Expanding Class is the study and story of industrial class relations in North Brabant, a Catholic province of The Netherlands, over a hundred-year period.
In examining the lives of workers in one of Europe's more idiosyncratic industrial regions, Don Kalb affirms the utility of class analysis while responding to the cultural critics who have encouraged a movement away from this focus in labor history.
In so doing, Expanding Class advances an interdisciplinary historical anthropology of working-class formation.
Basing his analysis on oral as well as archival sources, Kalb reveals a dynamic relationship between capitalist industrialization, locality, and cultural class identities. Expanding Class compares Brabant's quaint central shoemaking district to its electrical boomtown Eindhoven, home of the enormous Philips Corporation.
It introduces the concept of "flexible familism," a sociological phenomenon in which family daughters were employed to facilitate a cheap and ample labor force.
Industrialists manipulated and fostered flexible familism to ensure the discipline and loyalty of the working-class community.
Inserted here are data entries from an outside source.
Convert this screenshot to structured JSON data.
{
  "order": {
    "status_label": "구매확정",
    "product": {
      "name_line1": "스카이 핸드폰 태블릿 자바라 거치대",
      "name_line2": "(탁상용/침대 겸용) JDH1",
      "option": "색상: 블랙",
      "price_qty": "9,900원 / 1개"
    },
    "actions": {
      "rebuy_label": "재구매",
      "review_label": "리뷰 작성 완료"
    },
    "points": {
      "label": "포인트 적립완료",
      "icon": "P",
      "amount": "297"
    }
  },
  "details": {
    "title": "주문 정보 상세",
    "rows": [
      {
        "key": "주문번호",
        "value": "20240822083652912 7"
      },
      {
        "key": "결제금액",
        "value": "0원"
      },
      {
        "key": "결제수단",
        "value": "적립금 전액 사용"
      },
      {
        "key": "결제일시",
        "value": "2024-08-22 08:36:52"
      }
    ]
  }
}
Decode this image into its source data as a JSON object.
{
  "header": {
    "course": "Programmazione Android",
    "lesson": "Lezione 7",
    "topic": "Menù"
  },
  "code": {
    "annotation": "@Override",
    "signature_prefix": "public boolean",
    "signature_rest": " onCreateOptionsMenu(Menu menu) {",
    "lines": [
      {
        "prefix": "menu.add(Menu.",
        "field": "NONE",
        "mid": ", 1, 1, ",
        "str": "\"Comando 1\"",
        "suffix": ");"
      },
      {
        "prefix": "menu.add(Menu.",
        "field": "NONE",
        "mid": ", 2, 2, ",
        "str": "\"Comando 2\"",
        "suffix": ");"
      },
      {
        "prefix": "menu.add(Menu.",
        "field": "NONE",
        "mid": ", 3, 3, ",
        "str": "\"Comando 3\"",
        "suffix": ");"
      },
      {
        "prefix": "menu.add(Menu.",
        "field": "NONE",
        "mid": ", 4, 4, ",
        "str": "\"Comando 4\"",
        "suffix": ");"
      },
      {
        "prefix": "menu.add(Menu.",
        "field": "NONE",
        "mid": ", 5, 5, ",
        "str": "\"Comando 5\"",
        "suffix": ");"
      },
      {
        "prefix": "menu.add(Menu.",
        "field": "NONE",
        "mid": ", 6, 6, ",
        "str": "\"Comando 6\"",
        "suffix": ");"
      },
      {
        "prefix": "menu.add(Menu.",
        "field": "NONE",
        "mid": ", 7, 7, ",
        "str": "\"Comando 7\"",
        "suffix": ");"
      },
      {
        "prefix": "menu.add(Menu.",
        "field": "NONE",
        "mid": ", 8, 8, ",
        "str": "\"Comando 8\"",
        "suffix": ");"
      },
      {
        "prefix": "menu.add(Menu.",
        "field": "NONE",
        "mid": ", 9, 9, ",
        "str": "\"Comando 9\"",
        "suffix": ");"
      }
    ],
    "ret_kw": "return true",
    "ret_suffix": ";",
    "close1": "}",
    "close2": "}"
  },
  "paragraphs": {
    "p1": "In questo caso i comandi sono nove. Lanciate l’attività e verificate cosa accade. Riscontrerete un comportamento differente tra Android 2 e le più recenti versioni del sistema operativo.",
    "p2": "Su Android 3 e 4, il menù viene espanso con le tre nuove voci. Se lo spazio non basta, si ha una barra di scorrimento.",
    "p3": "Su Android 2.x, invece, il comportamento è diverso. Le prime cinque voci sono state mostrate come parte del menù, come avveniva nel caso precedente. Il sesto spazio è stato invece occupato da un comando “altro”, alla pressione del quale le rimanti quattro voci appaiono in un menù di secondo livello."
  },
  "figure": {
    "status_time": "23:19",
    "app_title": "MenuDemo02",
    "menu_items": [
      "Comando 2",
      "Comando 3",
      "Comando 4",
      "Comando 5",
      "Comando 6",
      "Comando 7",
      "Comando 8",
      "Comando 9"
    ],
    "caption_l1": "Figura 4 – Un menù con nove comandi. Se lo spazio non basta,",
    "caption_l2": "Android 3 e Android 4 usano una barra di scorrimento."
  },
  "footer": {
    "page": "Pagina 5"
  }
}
By using the industrial Netherlands as a paradigm, Kalb reveals new and productive ways to examine class construction and the development of labor history in other countries over the past thirty years, steering a path between the two schools of thought-cultural and economic-that have dominated labor history discussions in recent years.